WHAT TO DO:
Those lines of the following listing which contain the string "name" should be returned.
DATA TO EXAMINE section start
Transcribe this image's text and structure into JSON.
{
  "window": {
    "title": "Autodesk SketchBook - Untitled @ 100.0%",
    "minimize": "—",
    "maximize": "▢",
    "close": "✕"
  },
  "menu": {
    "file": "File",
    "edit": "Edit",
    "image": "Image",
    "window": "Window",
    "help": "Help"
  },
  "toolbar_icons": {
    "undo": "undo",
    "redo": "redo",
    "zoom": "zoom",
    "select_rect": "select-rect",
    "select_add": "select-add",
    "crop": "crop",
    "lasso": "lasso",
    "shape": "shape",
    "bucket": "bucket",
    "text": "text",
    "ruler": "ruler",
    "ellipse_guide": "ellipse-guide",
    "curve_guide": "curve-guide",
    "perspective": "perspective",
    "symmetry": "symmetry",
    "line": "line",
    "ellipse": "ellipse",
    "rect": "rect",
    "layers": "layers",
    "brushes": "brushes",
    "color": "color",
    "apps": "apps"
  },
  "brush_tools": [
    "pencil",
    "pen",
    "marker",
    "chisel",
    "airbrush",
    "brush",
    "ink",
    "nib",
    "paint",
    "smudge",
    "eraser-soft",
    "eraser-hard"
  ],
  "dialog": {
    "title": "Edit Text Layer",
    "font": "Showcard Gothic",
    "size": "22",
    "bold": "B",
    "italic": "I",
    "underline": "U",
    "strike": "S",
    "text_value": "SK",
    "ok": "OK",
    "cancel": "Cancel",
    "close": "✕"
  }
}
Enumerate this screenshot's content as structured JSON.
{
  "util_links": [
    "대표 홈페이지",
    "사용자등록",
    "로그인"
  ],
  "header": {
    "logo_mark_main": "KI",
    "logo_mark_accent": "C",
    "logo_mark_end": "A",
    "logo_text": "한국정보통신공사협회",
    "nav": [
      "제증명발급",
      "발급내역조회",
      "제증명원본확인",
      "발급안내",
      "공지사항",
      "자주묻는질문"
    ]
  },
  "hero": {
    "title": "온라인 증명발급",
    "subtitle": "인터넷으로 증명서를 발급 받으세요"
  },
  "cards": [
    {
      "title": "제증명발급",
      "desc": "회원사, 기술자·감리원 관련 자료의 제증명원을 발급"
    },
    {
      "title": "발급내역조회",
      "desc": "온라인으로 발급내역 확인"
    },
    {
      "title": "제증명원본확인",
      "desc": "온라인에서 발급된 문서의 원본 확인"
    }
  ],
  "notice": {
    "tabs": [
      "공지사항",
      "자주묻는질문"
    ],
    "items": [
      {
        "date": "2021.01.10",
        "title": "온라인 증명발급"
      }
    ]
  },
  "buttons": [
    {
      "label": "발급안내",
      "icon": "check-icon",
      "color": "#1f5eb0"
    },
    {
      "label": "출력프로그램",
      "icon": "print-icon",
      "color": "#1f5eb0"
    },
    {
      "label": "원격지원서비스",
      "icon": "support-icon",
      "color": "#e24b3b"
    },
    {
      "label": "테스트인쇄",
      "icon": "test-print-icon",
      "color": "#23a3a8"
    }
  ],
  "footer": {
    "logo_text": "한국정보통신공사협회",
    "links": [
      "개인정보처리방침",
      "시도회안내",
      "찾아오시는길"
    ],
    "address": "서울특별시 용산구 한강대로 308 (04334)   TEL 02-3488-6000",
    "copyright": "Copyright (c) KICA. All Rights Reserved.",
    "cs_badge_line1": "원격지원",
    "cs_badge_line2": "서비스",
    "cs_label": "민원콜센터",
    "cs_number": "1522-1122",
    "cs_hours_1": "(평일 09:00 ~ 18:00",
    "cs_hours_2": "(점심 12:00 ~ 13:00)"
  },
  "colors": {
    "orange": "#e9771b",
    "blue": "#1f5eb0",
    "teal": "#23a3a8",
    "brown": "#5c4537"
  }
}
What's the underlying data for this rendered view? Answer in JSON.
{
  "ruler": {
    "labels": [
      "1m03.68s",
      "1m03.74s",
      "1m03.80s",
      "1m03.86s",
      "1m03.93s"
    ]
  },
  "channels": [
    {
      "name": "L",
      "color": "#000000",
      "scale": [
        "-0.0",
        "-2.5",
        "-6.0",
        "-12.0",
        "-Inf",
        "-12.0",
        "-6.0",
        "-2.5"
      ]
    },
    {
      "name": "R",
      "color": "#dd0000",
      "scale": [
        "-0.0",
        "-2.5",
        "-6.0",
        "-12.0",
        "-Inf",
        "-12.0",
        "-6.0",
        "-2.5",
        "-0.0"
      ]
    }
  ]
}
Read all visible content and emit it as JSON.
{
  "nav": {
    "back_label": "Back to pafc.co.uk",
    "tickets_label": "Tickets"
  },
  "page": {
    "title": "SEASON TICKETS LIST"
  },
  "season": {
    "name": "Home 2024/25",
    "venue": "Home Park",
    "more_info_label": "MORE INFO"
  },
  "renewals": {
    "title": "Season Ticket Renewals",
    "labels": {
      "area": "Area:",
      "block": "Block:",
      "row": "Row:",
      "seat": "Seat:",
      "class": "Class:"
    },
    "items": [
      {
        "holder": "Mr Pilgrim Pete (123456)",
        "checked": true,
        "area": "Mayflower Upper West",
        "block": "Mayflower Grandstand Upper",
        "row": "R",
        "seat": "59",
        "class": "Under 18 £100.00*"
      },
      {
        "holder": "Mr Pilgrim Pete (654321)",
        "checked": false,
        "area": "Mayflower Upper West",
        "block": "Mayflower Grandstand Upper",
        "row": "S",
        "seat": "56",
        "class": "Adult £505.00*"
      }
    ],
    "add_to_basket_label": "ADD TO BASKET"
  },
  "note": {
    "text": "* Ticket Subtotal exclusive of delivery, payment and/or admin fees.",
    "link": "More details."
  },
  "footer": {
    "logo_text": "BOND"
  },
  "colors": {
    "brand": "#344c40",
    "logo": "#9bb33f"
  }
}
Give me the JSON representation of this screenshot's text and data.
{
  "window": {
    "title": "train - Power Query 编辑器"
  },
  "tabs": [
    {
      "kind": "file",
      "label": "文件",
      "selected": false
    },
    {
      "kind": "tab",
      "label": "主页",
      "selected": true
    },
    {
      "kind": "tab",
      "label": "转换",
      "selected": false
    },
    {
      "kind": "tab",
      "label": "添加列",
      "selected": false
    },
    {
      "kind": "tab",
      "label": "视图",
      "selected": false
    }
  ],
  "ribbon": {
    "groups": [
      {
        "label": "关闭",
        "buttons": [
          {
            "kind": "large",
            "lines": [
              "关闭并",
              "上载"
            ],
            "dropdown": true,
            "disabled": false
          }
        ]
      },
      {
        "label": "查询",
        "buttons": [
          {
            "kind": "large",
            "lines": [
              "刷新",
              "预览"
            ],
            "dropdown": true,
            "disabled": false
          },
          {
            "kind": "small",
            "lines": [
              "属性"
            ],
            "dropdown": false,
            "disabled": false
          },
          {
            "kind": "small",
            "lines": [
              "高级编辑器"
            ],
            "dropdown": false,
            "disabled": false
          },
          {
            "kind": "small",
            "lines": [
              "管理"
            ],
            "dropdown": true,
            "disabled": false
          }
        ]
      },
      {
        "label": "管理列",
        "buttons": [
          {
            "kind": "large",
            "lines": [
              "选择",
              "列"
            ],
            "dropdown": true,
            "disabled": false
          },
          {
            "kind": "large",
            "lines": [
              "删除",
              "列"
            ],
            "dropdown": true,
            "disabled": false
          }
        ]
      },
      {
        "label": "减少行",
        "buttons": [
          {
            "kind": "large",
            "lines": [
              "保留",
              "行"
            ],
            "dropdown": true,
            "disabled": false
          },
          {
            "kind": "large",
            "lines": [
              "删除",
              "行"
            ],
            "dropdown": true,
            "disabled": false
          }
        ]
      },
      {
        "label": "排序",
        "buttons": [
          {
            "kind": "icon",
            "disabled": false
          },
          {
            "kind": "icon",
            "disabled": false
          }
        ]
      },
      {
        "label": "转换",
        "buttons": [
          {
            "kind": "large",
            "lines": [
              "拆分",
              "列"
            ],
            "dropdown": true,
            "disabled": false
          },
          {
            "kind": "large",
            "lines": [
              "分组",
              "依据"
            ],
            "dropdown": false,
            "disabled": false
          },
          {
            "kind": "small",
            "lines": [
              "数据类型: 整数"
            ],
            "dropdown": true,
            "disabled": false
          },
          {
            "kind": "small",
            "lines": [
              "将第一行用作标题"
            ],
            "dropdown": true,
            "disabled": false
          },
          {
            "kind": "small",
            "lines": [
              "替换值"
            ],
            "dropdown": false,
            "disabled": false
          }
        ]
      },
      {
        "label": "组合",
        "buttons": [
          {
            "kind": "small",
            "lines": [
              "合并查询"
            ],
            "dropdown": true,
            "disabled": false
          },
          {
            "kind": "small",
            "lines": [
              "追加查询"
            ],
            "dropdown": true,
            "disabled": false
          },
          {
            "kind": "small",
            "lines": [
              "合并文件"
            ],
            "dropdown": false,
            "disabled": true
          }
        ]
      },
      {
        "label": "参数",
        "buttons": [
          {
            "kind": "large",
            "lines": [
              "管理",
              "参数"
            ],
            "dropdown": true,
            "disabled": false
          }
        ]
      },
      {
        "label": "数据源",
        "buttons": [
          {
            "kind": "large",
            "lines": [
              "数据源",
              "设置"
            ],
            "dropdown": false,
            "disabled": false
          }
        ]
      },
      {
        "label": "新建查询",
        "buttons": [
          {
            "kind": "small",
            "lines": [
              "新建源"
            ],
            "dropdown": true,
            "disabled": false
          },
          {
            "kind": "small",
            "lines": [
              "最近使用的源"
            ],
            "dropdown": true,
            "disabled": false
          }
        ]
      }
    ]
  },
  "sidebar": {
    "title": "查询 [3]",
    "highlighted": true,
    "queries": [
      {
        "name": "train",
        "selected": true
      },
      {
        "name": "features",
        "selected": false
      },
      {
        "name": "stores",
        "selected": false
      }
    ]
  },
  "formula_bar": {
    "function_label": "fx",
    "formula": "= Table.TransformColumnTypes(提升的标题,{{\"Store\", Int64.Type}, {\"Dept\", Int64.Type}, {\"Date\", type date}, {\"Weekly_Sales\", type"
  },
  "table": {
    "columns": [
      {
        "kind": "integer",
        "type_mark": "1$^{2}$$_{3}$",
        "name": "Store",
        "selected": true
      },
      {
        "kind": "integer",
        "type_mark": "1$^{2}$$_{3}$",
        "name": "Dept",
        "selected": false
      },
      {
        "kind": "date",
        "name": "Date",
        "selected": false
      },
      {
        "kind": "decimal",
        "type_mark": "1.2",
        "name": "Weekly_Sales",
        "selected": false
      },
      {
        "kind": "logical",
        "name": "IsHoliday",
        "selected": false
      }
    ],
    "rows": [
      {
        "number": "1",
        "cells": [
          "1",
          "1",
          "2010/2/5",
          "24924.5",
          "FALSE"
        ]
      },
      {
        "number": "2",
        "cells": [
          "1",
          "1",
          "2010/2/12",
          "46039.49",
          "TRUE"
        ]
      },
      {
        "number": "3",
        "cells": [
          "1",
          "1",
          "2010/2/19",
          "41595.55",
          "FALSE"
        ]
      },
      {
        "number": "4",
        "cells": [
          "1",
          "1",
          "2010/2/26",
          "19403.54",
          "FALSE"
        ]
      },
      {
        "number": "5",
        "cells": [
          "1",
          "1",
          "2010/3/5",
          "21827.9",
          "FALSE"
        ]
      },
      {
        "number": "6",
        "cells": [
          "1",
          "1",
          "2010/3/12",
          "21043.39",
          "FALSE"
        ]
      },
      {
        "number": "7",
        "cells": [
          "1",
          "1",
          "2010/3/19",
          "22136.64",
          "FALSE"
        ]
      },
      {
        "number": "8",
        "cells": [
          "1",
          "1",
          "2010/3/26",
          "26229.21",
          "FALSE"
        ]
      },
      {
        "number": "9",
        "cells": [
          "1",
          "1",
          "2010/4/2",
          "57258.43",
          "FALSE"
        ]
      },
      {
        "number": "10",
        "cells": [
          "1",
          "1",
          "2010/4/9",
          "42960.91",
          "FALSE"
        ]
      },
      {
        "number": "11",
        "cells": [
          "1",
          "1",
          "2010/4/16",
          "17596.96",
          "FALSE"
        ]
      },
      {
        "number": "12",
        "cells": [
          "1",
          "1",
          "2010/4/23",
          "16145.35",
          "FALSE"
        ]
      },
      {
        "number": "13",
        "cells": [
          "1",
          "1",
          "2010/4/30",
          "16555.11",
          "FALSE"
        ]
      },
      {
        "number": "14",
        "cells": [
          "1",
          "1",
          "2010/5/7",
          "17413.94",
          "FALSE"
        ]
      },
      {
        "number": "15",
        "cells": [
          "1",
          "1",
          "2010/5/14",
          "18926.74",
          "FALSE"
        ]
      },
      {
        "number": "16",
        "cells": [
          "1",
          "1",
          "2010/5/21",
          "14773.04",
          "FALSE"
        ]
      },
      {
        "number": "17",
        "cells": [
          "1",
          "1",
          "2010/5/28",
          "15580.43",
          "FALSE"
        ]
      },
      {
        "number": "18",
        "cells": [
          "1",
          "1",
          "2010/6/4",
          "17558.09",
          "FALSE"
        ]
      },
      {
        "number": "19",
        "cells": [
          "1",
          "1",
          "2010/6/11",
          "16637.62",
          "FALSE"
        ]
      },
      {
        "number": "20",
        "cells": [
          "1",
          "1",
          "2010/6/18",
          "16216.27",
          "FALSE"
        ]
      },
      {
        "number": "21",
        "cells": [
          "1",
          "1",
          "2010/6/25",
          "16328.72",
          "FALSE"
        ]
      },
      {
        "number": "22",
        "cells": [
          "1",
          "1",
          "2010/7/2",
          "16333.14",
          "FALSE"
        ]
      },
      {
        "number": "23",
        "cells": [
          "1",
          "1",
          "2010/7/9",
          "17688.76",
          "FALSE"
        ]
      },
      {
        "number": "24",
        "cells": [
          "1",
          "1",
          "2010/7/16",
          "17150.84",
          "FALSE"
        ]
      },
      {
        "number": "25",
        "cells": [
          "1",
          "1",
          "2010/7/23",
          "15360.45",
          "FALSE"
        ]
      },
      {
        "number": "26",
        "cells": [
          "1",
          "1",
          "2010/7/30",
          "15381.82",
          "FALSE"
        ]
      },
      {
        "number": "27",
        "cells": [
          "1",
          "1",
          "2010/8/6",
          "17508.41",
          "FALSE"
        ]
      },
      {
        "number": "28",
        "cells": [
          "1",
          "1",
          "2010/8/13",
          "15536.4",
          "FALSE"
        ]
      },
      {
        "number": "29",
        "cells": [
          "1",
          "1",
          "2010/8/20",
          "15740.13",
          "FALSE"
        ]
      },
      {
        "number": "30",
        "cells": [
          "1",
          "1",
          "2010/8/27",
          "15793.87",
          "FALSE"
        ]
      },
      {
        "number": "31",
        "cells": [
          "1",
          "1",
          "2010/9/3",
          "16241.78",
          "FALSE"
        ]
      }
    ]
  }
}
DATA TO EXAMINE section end
WRITTEN RESPONSE:
      "name": "L",
      "name": "R",
    "name": "Home 2024/25",
        "name": "train",
        "name": "features",
        "name": "stores",
        "name": "Store",
        "name": "Dept",
        "name": "Date",
        "name": "Weekly_Sales",
        "name": "IsHoliday",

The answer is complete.